Support has also come from editorial boards and columnists for numerous U.S. newspapers, including The Washington Post, Pittsburgh Post-Gazette and Houston Chronicle. A Change.org petition to stop his deportation has gathered almost 100,000 signatures.
Beckett said that they should now wait for the date of the new hearing and the judge that will preside over the case. The BIA’s ruling was addressed to the same judge that denied the asylum in the first instance, even though the procedure is that cases of people who are under detention -like Gutiérrez Soto- are assigned to a different judge for revision. Therefore, the judge will have to decide if he will take the case or pass it on to someone else.
In Beckett's professional opinion, he believes a new judge should take the case.
The lawyer said that, since he was detained, Gutiérrez Soto is depressed and has shown PTSD symptoms, besides the fact that he has lost weight. Even though he is with his son, both of them live in conditions similar to being in prison. The lawyer said that before it was not very common to detain asylum seekers, unless there are enough reasons, which is not the journalist’s case, since he does not have a criminal record and did not enter the U.S. illegally.

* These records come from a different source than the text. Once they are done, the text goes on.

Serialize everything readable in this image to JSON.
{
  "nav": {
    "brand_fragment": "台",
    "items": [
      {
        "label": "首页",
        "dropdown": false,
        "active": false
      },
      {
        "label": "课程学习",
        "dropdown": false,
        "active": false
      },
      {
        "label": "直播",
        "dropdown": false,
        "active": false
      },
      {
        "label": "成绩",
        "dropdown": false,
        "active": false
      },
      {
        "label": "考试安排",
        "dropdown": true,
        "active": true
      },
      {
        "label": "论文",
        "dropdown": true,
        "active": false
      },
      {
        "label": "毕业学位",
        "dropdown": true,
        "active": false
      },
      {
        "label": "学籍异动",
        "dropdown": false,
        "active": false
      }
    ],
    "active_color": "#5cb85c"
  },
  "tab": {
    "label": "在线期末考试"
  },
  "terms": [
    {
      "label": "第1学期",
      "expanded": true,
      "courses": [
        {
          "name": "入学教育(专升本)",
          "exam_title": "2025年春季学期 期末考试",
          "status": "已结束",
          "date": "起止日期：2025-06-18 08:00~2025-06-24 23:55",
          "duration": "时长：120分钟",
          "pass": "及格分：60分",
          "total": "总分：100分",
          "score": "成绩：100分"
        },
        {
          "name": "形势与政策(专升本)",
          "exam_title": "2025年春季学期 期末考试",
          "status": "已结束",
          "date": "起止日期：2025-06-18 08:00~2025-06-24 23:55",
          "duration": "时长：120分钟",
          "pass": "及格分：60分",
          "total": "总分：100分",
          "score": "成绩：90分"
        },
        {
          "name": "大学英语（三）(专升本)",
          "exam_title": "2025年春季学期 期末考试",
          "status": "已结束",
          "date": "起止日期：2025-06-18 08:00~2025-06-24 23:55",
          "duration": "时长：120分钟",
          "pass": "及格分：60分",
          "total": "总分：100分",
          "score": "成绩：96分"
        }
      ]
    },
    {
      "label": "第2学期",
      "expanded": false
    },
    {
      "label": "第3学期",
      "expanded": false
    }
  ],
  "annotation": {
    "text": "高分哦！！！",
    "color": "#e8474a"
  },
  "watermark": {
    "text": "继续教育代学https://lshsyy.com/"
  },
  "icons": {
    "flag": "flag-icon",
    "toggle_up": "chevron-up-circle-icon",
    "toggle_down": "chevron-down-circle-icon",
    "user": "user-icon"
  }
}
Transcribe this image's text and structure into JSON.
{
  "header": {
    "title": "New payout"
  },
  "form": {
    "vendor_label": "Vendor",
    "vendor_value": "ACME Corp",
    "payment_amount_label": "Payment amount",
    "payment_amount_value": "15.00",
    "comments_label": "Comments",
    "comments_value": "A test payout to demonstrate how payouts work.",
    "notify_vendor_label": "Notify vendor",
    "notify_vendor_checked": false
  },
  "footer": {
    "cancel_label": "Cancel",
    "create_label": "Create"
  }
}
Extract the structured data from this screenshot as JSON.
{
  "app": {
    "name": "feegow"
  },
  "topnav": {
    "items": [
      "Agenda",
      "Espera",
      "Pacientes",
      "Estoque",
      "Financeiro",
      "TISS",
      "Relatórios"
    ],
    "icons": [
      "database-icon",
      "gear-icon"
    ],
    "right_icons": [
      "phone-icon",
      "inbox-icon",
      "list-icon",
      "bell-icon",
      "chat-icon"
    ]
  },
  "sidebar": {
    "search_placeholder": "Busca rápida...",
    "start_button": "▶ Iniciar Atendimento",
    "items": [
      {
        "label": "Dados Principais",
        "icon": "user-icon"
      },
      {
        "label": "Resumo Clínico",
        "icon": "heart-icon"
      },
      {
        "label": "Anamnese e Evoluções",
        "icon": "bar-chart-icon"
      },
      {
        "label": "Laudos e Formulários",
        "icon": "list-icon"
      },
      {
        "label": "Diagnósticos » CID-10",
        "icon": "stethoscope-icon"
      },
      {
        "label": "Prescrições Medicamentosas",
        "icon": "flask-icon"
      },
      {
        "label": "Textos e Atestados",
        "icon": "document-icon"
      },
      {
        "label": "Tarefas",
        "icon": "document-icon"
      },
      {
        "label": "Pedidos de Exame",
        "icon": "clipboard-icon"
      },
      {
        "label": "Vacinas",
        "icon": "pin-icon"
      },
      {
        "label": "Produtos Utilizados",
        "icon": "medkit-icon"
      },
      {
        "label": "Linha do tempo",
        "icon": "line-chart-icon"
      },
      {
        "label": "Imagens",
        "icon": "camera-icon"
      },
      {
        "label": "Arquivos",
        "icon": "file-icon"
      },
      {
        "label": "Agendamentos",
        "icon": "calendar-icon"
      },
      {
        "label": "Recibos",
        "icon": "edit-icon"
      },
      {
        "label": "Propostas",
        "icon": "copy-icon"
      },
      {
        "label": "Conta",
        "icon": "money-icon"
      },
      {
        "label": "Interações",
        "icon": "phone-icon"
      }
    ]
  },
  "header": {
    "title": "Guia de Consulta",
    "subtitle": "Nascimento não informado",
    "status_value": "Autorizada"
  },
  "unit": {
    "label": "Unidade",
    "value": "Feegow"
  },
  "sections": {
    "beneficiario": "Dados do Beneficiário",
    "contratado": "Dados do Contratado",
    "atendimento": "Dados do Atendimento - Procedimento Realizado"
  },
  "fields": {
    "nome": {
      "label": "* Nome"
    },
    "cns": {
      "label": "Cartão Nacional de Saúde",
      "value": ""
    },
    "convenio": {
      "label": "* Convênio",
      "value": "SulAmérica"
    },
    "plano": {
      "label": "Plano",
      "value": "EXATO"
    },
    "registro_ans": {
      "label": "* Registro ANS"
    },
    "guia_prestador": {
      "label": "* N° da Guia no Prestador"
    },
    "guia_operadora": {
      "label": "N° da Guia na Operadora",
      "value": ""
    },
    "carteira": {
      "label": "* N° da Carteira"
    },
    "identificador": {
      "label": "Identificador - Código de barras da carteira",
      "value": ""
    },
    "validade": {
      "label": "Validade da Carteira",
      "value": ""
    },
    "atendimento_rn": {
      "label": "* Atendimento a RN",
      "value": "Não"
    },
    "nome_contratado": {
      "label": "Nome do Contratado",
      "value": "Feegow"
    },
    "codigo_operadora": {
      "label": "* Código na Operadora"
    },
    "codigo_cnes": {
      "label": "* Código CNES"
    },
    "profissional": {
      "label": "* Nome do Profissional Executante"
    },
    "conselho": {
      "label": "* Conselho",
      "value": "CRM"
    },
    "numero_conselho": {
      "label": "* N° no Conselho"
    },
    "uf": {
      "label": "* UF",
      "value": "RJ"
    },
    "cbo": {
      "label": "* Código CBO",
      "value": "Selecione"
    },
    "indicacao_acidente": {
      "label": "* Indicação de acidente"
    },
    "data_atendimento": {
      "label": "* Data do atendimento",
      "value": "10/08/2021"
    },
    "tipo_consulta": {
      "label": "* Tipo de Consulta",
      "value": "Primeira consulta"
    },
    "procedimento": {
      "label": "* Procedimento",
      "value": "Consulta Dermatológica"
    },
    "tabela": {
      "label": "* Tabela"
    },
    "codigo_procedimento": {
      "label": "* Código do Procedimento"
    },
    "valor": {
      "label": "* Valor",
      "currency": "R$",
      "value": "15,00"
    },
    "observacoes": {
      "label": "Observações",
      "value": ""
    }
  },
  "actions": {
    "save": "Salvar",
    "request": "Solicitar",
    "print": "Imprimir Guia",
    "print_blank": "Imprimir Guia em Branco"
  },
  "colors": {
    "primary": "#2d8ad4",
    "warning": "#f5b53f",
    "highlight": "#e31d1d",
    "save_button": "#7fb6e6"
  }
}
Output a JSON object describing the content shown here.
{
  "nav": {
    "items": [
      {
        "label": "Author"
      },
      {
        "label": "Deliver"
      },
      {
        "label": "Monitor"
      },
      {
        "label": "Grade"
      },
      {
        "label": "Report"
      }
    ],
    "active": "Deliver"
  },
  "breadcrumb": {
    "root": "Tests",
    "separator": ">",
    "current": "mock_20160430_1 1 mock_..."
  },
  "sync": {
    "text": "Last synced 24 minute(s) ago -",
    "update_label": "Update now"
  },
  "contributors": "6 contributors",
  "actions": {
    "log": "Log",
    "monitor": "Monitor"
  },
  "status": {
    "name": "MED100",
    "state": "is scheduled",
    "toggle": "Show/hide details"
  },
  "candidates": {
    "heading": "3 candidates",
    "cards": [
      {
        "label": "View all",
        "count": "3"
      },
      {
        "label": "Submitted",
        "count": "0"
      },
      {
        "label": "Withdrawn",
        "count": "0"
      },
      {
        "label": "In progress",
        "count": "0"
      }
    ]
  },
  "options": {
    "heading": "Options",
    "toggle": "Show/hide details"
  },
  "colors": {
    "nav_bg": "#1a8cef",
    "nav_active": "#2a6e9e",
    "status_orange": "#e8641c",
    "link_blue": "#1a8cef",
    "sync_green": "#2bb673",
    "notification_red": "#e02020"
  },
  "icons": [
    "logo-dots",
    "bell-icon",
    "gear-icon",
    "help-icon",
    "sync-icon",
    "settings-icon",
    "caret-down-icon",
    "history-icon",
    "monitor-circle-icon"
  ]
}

“He told me once ‘for doing my job as a reporter, look at the consequences. I am detained like a criminal. And the saddest thing for me, the hardest part, is not that, I don’t care, but my son, the suffering of my son,’” Beckett said.